Arizona Sen. John McCain has long been regarded as the most credible candidate when it comes to national defense. He has always supported a defense establishment second to none in the world, but no less the prudent use of that power at the lowest reasonable cost. He supported the invasion of Iraq and unfortunately his advocacy for a larger troop commitment to deal with the insurgency was for too long unheeded. But when Gen. David Petraeus implemented the "surge" two years ago, the tide turned in the Iraqi peoples’ favor and McCain was proved right. Sen. Barack Obama imagines that in opposing the decision to invade he is vindicated in his criticism of the subsequent "soft-footprint" counterinsurgency. But the decision to topple Saddam Hussein’s expansionist regime with its history of chemical warfare was the right one, and any failures subsequent to that hardly discredit the original strategy. Obama not only advocated premature withdrawal from Iraq but denounced the surge as a failure. He tries to distract attention from his reckless position on Iraq by insisting that the United States "took its eye off the ball" when it followed up its successful toppling of the Taliban regime in Afghanistan with the decision to eliminate the regional threat posed by Baathist Iraq.
But there is no more reason to believe that Obama would prosecute the campaign in Afghanistan than he would in Iraq, for his overall military posture is to draw down military forces overall and around the world. The fact is, terrorists have been thwarted in all their efforts since 9/11 to strike at our homeland. Obama will revert to the discredited Clinton Administration policy of trying to defeat terrorism largely by legal means, with undue concern for the terrorists’ "rights."
McCain is proud of America, not only for its republican form of government and security for the citizens’ liberty and equality, but also proud of its determination to defend our nation and others against aggression. To that end, he did not hesitate to support our invasions of Afghanistan and Iraq in the wake of the infamous terrorist attack on New York and Washington on September 11, 2001. He understood that nations that harbored terrorists or cooperated with them must be dealt with in whatever manner the nature of the threat they pose indicates. Afghanistan was the base of the Taliban and al-qaeda, the former providing cover for the latter to carry out terrorist acts.
Saddam Hussein had violated the terms of the truce following the 1990 Gulf War we successfully fought in response to his attack on Kuwait, and he had used chemical weapons in an earlier war against Iraq in the 1980s and even against his own citizens as well. Obama repeats over and over again his lament that America’s reputation has suffered in the world for doing its duty and securing its interests. While carefully concealing his long involvement in radicalism behind a cover of alleged concern for American interests, Obama cannot be trusted to go any farther than Bill Clinton in his half-hearted response to international terrorism.
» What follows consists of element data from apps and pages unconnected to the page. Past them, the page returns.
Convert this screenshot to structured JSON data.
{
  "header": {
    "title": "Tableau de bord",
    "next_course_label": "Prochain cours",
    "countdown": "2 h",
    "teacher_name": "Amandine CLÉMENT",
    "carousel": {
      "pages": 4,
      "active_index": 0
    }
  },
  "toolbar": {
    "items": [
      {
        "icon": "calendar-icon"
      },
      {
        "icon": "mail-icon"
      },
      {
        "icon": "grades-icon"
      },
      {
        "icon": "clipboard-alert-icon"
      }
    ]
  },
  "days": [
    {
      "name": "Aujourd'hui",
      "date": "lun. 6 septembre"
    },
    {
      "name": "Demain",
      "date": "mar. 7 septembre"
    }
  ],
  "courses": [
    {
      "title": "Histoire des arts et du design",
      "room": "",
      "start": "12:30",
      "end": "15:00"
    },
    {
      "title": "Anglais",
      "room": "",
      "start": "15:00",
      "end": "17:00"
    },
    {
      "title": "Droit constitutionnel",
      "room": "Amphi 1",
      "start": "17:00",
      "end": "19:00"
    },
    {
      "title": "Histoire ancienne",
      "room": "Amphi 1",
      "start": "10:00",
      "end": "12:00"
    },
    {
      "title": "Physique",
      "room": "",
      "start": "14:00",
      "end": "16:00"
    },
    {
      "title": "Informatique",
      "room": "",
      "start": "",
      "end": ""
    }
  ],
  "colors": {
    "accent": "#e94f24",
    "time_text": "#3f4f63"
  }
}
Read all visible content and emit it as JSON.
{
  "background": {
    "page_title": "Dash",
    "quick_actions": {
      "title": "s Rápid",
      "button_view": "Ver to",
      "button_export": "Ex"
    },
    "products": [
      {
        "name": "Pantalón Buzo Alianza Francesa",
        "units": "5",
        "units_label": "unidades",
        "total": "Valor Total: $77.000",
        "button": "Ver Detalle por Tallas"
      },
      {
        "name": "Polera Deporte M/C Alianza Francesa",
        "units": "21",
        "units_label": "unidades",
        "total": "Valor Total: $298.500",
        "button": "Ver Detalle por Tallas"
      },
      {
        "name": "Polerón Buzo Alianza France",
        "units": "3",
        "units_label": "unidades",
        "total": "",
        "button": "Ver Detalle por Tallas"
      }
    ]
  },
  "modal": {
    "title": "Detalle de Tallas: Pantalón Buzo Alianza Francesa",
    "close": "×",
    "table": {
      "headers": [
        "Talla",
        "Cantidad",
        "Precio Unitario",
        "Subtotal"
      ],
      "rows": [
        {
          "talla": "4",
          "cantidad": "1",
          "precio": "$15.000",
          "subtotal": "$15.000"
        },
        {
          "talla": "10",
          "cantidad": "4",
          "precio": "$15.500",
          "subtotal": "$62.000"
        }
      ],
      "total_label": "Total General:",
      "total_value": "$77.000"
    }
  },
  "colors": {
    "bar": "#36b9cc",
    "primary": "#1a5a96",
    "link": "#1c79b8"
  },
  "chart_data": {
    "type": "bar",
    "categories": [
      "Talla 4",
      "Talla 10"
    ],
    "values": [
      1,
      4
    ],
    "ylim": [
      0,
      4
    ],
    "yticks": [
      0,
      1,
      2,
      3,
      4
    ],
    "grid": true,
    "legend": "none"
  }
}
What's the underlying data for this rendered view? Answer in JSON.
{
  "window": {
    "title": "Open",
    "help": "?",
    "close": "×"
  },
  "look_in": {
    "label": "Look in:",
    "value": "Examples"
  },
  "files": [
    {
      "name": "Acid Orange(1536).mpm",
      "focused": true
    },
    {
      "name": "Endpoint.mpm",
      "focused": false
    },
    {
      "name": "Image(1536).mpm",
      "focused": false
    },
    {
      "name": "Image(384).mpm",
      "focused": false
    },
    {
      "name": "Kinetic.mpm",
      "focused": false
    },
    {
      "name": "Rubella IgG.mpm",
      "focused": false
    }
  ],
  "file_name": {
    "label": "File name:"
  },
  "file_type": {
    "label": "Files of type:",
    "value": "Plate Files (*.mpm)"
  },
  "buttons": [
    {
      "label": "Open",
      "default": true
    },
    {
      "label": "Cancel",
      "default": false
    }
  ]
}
Given his long association with men like the anti-American Rev. Jeremiah Wright and onetime Weather Underground terrorist William Ayers, there is every reason to be concerned that Obama would be disinclined to give America the benefit of the doubt in international relations. His willingness to meet without preconditions with the dictators of Iran, North Korea, Syria, Cuba and Venezuela may be all that voters need to know. Whether it is a conceited claim to persuasive powers that have eluded all past American presidents or naivete’ that borders on the recklessly irresponsible, we would be best advised not to place our country’s fate in the careless hands of Barack Obama.